In diagnosing the reason for chronic nausea, a doctor typically checks for abdominal pain, occult gastroesophageal reflux disease (GERD) and gallbladder disease. She also checks whether an endocrine disease like diabetes, hypothyroidism or Addison’s disease is the reason for the chronic nausea. A physician also reviews your drug history and then makes sure there are no neurological symptoms.
Occasionally, chronic nausea can be caused by a central nervous system source. The central nervous system controls the triggers for vomiting, and if these triggers are malfunctioning or misfiring, they can create a sensation of nausea. The triggers can misfire for a number of reasons from a chemical imbalance to a tumor, according to the Virtual Medical Center.
If none of those conditions are present, then the doctor takes neurogastric reasons into account and checks for gastric arrhythmia, or abnormalities in the gastric pacemaker.
If the common causes of chronic nausea (disease, side effects of treatment, etc.) have been ruled out, and a neuromuscular gastric condition is the culprit, then the treatment options generally involve dietary changes and potentially surgically implanting a gastric pacemaker to help regulate the system.
The gastric system is essentially a large, muscular pump with a pacemaker, according to research performed in the Wake Forest University Baptist Medical Center.

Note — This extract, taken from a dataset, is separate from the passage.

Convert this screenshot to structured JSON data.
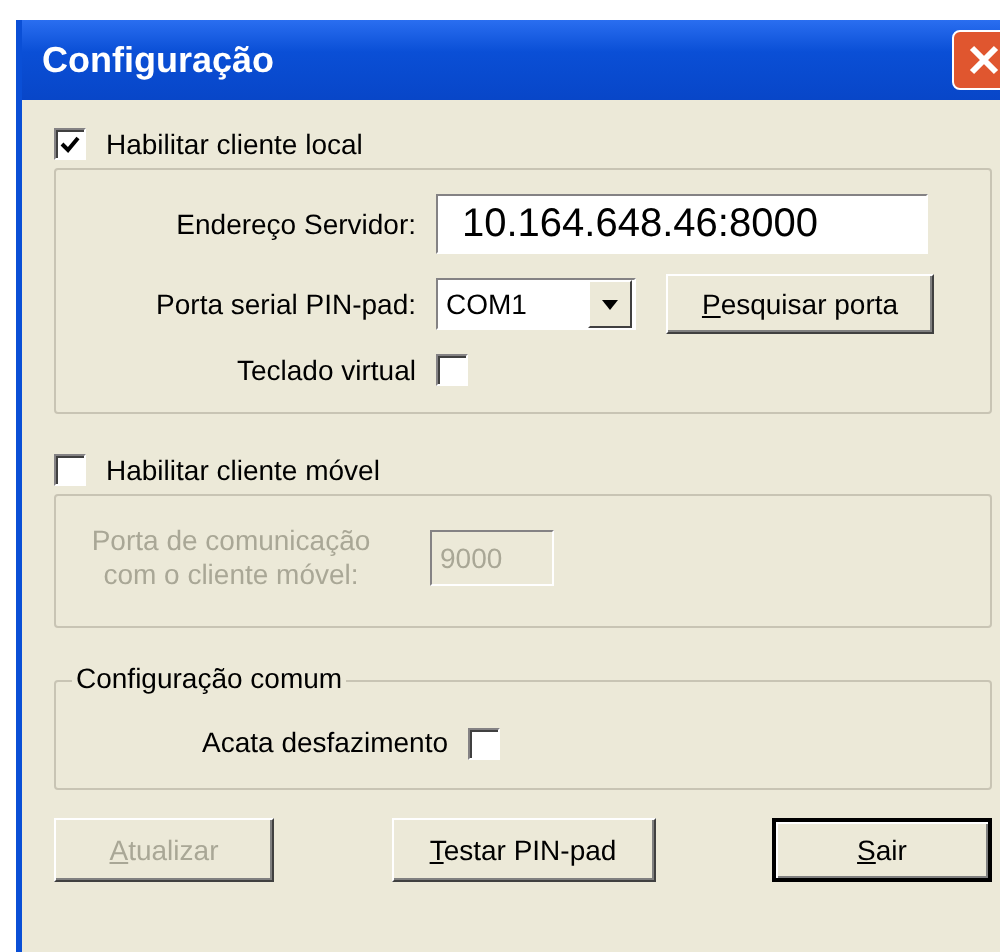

One possible reason for chronic nausea can be if this pacemaker goes too fast or too slow. Another possible reason is stomach paralysis. With the proper testing and treatment, it is possible to eliminate this debilitating condition.